LaVine is approaching restricted free agency and by all accounts is taking his continuing rehab in Washington very seriously.  Markkanen has added plenty of muscle since the offseason began, appearing as if he can play Michael B. Jordan’s in-ring foil in the next installation of “Creed” as Ivan Drago’s long lost son.

And despite the report about Dunn not working as hard on the floor this offseason, that would be more of a concern if this were late August, not June.

The last time they were seen together on the floor, they looked no closer to a pecking order than the day they arrived.

What we know is that they’re productive NBA players, capable of putting an individual tattoo on a game at a moment’s notice, skillful enough to take your breath away.

And for whatever reason, the expectations changed once the three displayed they could be dynamic on their own—a star needed to be anointed and groomed to go with the star they believed was coming their way after the season.

Management is fully behind Markkanen, but Paxson’s strong words about LaVine at the season-ending news conference illustrated how much it feels LaVine has to prove next season.

With his restricted free agency status looming, the Bulls’ initial offer will show how much they value him until and if he gets a better deal on the market.

And the fact the Bulls weren’t afraid to draft Trae Young while having a healthy debate about Collin Sexton on draft night has to show they have at least some skepticism about the future at point guard.

But stars—developing stars, acquired stars, drafted stars—have to do it on their own. No amount of promotion or prodding from management will validate their faith, if that’s the route the Bulls choose to go.

This has to be a meritocracy or it won’t work and, honestly, it’s time for a reality check.

All the worry about the Bulls getting back to title contention sooner rather than later seems like folks getting ahead of themselves.

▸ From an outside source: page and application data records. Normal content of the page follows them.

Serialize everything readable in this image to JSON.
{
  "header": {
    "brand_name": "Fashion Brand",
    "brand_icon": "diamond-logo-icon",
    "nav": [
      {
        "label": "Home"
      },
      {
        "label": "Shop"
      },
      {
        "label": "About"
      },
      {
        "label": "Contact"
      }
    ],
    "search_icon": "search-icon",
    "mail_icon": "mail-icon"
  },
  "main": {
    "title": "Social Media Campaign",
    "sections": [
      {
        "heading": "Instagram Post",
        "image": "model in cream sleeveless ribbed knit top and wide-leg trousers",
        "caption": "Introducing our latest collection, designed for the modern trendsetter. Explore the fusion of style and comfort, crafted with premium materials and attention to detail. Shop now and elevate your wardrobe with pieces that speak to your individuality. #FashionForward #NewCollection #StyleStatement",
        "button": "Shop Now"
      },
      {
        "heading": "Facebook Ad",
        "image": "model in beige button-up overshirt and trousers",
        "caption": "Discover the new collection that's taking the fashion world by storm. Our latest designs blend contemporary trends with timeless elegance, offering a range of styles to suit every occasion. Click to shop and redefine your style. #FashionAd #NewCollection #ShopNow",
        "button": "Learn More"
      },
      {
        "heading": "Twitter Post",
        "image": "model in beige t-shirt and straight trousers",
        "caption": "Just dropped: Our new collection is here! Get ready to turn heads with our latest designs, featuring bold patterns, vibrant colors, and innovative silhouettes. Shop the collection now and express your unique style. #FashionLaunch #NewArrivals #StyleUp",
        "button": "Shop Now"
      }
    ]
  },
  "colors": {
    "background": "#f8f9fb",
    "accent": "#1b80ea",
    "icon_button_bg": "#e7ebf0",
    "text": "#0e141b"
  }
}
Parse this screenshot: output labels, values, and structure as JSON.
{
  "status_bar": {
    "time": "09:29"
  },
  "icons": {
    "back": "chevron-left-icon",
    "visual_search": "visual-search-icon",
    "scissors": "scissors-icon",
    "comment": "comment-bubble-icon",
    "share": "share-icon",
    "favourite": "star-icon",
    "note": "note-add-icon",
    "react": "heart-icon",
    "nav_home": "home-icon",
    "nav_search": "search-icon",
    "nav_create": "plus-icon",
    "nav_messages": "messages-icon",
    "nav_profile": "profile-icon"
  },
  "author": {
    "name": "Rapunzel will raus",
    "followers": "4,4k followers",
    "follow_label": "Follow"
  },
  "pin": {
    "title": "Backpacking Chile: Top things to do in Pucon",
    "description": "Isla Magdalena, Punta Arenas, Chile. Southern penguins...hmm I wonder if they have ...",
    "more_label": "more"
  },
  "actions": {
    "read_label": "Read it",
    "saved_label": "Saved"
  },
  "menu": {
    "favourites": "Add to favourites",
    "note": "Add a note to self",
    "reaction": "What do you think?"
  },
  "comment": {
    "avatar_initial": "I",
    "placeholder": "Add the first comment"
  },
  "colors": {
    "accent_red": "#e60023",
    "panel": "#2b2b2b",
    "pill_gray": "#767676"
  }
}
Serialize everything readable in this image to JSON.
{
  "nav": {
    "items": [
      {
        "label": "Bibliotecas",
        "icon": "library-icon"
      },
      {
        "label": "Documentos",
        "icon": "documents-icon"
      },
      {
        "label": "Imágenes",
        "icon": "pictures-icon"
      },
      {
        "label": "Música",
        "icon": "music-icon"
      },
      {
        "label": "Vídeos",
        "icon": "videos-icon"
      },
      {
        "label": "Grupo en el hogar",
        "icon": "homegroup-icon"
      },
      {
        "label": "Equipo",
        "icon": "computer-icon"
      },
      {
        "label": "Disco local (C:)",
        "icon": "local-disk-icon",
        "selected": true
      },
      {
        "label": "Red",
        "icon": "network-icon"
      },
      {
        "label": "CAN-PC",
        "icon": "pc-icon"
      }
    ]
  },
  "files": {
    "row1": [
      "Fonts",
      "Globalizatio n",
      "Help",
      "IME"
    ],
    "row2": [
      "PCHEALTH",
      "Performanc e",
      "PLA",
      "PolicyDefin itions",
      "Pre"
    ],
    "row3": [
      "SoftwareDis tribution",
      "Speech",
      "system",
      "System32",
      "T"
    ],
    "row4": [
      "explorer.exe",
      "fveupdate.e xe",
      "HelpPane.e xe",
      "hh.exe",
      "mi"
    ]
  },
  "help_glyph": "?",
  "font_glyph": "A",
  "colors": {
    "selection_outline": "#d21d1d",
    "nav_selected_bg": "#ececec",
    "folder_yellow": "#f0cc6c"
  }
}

The front office has taken its share of shots from media and fans, so some questioning is earned but they’re right about one thing. Rebuilds aren’t completed in a day or 12 months.

Expecting some magic potion to arrive in the form of a top draft pick isn’t going to cure what ills this roster, and it doesn’t seem likely all the cap space will result in a free agent choosing the Bulls over the usual suspects.

However, methodical building can look like complacency if not done with a sense of urgency.

And with urgency in mind, this past season was unsatisfying to say the least—heading into the next phase with two more young pieces to develop while the first three are still in the evaluation stage.

Loyola's March Madness hero Donte Ingram will play with Bulls' Summer League team

Loyola's March Madness hero Donte Ingram will play with Bulls' Summer League team

Donte Ingram's 2018 keeps getting better and better.

The March Madness hero, who buried a game-winning 3-pointer in the first round of Loyola's win over Miami, will play on the Bulls' Summer League team.

Ingram, a Simeon Academy graduate, had himself an incredible senior season with the Ramblers, who advanced all the way to the Final Four as a No. 11 seed.

In five NCAA Tournament games Ingram averaged 7.0 points, 5.8 rebounds and 1.6 assists for the Ramblers. He also had 18 points in the MVC Conference Championship Game to secure the Ramblers' March Madness berth.

He'll join first-round draft picks Wendell Carter Jr. and Chandler Hutchison on the Las Vegas Summer League team, which will begin play early next month.